I put it back. Slowly. Thinking. I wrapped it wrong on purpose. I wanted him to know I saw, but I certainly didn’t want him to think I took some. I’d been kind of raised around drug culture, and knew what drug came out of Afghanistan. The picture became clear; he was renting our room to stash the heroin that he sold out of the store.
I didn’t know what to do. I told Colleen we needed to go out that night. At the restaurant, I told her we had to leave. Immediately. Where would we go? I hated my job, and was over Northern California in general. All my friends were in Santa Cruz, which I had bled dry, Or back in San Diego. We decided wed try to get back to SD.
The next day, we prepared what to say to Pam and Shavali regarding our sudden move. When I got home from work, I screwed up my courage and knocked on their bedroom door, still reciting the words of my explanation in my head. The echo from my knock told me my words weren’t needed, and when I opened the door there was only a large clump of dust rolling around on the hardwood floor. They were gone, and we’d never see them again.
That night, we were to begin calling friends. The first one we called was our mutual great friend Natasha, who lived on spruce and India. The building next to her was a lesbian bar, and next to it, sandwiched between the bar and a transmission repair shop, was a house that had suddenly come up for rent. The affairs surrounding the sudden vacancy were as clandestine as those we were trying to escape.
But we needed that house. She called the landlord, then called us back. The place was ours.
The next day we rented a u-haul, put all our stuff and our cats in it, caught a miracle when the landlady even gave us back our deposit with one day notice, and split back to San Diego.
When we got to our new house, it was covered inside and out with wet dog hair carpet and had a massive beehive in the walls and floor.
We couldn’t have been happier.
**thanks for reading!!** -BJ
[Editor’s Note: Ben Johnson initially released this story in full on his Twitter @grammaticalb as a series of 140-character posts.

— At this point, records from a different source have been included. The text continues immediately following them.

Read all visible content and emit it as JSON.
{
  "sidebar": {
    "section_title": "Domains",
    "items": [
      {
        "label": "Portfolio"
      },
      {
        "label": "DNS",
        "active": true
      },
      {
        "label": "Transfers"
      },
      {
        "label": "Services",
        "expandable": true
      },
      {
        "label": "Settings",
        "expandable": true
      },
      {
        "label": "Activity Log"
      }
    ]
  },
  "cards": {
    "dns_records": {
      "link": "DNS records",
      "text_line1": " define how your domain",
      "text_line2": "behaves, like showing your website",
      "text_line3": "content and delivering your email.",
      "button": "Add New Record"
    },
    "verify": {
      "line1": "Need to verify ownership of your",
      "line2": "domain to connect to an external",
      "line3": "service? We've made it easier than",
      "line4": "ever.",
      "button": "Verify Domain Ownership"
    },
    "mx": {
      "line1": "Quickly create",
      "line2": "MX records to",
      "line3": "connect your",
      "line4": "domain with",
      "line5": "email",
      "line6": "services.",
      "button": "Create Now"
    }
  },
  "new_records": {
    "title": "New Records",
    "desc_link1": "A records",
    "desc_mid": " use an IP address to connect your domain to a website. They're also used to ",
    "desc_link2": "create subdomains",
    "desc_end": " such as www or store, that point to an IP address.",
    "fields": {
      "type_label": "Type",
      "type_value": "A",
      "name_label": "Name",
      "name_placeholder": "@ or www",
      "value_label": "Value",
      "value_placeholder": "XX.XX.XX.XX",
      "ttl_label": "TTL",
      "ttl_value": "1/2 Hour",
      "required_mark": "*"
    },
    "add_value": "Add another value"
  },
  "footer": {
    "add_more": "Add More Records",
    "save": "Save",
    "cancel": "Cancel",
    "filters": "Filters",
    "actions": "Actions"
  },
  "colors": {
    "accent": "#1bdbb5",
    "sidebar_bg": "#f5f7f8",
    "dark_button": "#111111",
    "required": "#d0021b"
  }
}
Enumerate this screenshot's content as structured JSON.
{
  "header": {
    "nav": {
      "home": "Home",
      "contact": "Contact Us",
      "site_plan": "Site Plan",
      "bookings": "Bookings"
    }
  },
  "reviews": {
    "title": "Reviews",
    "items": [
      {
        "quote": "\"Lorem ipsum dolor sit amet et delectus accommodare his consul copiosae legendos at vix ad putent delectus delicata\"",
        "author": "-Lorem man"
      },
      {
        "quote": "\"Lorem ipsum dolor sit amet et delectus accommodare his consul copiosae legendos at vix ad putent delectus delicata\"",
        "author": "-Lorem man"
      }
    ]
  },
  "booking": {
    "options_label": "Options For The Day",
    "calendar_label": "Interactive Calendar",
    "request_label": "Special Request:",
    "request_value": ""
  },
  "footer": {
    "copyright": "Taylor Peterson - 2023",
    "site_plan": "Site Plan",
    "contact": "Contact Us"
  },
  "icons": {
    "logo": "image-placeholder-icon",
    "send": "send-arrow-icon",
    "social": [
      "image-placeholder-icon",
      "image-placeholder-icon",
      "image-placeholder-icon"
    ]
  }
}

He can be seen in an interview at the Youtube channel for THE SAN DIEGO REVIEWER (Reviewer.tv) or, it’s assumed, behind the bar at The Casbah when he is not playing in one of his bands.]